Requirement » Which lines run from the one containing "Parse this screenshot: output" through the end of the material? Reproduce them exactly.

Data for processing »
- - - - - - -

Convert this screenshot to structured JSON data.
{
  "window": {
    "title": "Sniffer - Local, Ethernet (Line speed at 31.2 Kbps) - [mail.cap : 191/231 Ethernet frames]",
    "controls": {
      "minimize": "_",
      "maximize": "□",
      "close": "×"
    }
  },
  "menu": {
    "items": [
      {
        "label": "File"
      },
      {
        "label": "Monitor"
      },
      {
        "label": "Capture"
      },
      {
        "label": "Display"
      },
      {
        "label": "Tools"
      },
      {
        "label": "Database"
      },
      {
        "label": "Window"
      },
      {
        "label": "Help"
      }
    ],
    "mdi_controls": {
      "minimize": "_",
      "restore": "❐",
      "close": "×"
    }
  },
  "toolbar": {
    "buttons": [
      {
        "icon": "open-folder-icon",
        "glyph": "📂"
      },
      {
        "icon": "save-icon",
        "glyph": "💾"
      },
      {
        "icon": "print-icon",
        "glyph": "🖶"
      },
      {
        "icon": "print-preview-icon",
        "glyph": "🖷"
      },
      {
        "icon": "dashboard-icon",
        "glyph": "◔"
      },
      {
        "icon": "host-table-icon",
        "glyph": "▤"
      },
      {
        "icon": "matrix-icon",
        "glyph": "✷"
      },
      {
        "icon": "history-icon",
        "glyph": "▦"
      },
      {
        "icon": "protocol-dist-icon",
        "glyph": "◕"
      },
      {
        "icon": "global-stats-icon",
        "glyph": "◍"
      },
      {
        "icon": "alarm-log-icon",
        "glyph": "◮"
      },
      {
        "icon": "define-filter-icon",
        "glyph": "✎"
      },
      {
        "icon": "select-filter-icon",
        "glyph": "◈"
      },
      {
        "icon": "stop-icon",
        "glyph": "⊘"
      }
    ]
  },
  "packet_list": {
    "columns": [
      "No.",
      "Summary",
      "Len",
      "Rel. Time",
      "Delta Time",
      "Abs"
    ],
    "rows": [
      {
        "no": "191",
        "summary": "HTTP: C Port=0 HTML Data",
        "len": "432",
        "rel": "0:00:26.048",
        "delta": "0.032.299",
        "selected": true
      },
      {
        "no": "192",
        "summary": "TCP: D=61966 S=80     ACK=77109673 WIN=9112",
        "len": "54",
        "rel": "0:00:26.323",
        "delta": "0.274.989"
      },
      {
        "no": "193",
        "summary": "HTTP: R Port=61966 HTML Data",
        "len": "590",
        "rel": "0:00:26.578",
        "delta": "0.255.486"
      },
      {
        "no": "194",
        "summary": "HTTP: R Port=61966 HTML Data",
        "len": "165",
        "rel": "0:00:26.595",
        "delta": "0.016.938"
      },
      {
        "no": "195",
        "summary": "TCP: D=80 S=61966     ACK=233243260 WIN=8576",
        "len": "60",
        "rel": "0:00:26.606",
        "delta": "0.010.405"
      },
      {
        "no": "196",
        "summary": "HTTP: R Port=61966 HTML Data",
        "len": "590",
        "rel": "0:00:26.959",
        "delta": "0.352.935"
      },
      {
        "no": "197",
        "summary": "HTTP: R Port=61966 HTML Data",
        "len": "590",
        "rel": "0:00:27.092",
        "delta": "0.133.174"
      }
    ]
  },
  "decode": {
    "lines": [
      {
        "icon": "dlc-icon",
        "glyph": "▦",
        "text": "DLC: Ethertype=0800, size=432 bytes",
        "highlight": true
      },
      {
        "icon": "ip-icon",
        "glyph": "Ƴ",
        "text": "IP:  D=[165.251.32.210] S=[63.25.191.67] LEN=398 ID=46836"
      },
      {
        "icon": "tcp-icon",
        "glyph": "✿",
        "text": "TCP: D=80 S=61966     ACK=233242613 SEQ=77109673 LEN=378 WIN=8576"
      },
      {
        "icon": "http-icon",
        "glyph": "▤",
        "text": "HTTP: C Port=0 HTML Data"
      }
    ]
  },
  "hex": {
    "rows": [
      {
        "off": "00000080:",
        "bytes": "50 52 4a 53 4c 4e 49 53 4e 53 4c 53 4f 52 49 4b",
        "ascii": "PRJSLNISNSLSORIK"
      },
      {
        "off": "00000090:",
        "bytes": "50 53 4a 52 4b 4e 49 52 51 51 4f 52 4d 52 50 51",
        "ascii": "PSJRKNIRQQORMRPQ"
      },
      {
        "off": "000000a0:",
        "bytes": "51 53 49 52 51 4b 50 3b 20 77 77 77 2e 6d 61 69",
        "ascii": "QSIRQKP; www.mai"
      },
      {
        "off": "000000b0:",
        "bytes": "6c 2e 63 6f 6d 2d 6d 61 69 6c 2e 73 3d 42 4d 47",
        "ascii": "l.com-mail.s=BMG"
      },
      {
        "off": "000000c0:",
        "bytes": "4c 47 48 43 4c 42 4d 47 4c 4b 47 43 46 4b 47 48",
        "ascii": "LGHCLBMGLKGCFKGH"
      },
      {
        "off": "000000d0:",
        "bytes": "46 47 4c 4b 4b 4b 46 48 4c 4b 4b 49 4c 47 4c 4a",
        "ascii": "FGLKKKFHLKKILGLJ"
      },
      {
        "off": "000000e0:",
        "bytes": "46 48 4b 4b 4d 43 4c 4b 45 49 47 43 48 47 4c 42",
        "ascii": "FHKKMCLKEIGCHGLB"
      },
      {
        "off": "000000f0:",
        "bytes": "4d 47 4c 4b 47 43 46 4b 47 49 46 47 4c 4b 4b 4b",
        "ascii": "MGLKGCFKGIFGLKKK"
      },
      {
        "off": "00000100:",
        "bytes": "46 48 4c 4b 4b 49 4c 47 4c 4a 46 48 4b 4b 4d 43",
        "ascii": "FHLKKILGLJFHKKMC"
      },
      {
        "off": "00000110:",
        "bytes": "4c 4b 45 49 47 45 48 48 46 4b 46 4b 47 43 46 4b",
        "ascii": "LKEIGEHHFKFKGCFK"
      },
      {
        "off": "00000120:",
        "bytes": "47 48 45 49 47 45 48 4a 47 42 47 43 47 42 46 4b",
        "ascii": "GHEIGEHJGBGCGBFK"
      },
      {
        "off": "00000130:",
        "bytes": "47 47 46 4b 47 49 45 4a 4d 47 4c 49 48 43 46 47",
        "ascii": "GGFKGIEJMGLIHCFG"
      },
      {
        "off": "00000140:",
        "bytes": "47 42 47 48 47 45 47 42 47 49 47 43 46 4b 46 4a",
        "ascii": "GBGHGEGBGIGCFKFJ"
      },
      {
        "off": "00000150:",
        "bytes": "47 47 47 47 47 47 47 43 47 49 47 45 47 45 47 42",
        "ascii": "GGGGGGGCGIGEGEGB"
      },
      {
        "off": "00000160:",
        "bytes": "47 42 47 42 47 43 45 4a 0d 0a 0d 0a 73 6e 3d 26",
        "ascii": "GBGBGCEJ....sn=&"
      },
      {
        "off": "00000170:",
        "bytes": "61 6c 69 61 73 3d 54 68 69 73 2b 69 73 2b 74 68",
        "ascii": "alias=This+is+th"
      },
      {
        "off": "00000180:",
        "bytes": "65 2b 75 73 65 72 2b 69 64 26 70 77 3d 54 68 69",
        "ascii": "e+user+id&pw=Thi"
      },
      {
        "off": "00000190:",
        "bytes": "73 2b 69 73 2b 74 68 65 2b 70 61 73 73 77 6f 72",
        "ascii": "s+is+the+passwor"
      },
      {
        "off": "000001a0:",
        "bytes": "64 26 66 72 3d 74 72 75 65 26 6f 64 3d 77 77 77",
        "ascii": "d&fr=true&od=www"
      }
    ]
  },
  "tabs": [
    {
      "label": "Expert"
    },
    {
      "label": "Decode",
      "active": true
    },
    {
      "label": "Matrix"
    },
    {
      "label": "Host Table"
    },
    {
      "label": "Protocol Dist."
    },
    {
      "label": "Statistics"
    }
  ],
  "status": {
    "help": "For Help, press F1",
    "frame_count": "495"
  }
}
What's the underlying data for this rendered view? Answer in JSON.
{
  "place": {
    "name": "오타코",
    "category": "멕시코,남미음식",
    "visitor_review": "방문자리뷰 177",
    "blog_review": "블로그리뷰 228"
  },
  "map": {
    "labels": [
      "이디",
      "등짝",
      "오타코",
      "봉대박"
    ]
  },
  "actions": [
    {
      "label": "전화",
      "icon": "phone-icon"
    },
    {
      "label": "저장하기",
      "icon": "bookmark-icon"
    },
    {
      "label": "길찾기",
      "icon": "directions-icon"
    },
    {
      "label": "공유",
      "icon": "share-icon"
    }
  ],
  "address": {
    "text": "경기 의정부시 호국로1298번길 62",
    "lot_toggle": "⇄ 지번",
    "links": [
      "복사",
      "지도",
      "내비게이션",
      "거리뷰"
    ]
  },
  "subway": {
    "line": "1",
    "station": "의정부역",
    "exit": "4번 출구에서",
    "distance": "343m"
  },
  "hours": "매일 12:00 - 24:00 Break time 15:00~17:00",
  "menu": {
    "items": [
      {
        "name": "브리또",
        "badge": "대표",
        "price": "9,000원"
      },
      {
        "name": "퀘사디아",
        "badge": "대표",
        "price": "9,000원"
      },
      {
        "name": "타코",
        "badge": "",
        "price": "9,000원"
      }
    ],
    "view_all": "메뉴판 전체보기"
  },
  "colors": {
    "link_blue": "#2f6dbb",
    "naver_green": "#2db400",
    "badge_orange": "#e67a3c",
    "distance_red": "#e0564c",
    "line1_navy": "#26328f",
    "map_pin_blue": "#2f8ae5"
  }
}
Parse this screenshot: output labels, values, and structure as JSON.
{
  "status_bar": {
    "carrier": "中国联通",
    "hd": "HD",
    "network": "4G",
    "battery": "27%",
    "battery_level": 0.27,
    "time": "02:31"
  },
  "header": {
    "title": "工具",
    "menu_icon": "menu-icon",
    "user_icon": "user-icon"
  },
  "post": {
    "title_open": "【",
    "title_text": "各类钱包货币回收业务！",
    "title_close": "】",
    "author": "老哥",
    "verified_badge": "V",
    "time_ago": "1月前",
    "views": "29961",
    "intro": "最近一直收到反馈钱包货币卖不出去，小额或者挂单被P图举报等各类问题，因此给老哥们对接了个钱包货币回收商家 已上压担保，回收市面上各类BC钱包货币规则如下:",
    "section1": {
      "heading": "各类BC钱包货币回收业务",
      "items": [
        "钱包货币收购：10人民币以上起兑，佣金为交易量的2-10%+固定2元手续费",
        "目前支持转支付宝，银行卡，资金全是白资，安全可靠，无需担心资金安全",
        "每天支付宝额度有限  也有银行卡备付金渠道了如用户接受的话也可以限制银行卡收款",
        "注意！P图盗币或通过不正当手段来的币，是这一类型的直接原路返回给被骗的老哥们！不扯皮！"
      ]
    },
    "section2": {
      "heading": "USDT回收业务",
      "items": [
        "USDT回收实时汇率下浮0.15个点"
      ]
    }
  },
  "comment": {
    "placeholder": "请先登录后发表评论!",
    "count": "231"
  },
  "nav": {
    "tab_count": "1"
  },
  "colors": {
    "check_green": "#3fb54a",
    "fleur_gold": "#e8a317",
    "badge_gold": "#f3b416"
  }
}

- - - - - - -

Answer to this problem »
Parse this screenshot: output labels, values, and structure as JSON.
{
  "status_bar": {
    "carrier": "中国联通",
    "hd": "HD",
    "network": "4G",
    "battery": "27%",
    "battery_level": 0.27,
    "time": "02:31"
  },
  "header": {
    "title": "工具",
    "menu_icon": "menu-icon",
    "user_icon": "user-icon"
  },
  "post": {
    "title_open": "【",
    "title_text": "各类钱包货币回收业务！",
    "title_close": "】",
    "author": "老哥",
    "verified_badge": "V",
    "time_ago": "1月前",
    "views": "29961",
    "intro": "最近一直收到反馈钱包货币卖不出去，小额或者挂单被P图举报等各类问题，因此给老哥们对接了个钱包货币回收商家 已上压担保，回收市面上各类BC钱包货币规则如下:",
    "section1": {
      "heading": "各类BC钱包货币回收业务",
      "items": [
        "钱包货币收购：10人民币以上起兑，佣金为交易量的2-10%+固定2元手续费",
        "目前支持转支付宝，银行卡，资金全是白资，安全可靠，无需担心资金安全",
        "每天支付宝额度有限  也有银行卡备付金渠道了如用户接受的话也可以限制银行卡收款",
        "注意！P图盗币或通过不正当手段来的币，是这一类型的直接原路返回给被骗的老哥们！不扯皮！"
      ]
    },
    "section2": {
      "heading": "USDT回收业务",
      "items": [
        "USDT回收实时汇率下浮0.15个点"
      ]
    }
  },
  "comment": {
    "placeholder": "请先登录后发表评论!",
    "count": "231"
  },
  "nav": {
    "tab_count": "1"
  },
  "colors": {
    "check_green": "#3fb54a",
    "fleur_gold": "#e8a317",
    "badge_gold": "#f3b416"
  }
}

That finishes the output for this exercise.